Do these numbers strike you as puzzling? Me too. So I dug deeper and discovered that no one really seems to know why colleges are plumping up their waiting lists. One oft-repeated theory suggests that waiting lists are a way of appeasing donors and families with connections to the institutions; better to put those families’ children on the waiting lists than to risk offending those families by outright rejecting their children. When questioned, fifteen percent of admissions directors admitted that this was a factor. Others, including John L Mahoney, director of undergraduate admission at Boston College, see waiting lists as an opportunity for deliverance of a sort of clemency. “We do offer the waiting list to many students,” he reported to Inside Higher Education “[who] are talented and deserving of admission, but we’re just not able to admit them due to the quality of our pool. To some extent, we want to be respectful of how hard they’ve worked and how difficult it is to receive an outright rejection.”


While this may seem a kindly gesture by some, many college counselors, including myself, feel that applicants would be better served by being rejected than by finding themselves on the receiving end of this misguided largesse which, as all of us and many parents have seen, often conduces to self-doubt, anxiety ridden self-scrutiny, false hope, and bitterness.


Still have questions about college admissions? Call me.

Dr. Osborn works with students from all over the world to help them reach their independent, college, and graduate school goals. Through a personal, one-on-one approach, Dr. Osborn creates an individualized plan for each student based on the student’s strengths, passions, and career aspirations. Her holistic approach helps students perform well in school and secure admission to top colleges.  

About The Author

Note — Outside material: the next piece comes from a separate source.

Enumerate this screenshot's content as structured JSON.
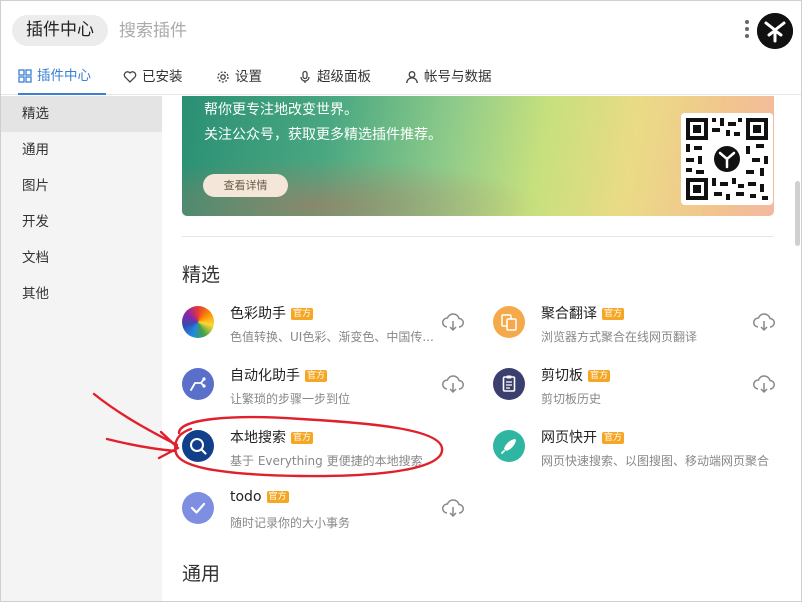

Susan Osborn, Ph.D., has spent 30 years in higher education, in admissions at Vassar College, in the English department and Writing Program at Rutgers University, in the lab at The New Jersey Center for Research on Writing, and as a private tutor. Dr. Osborn is also an award-winning writer and scholar and she brings both her education smarts and her writing smarts to every student relationship.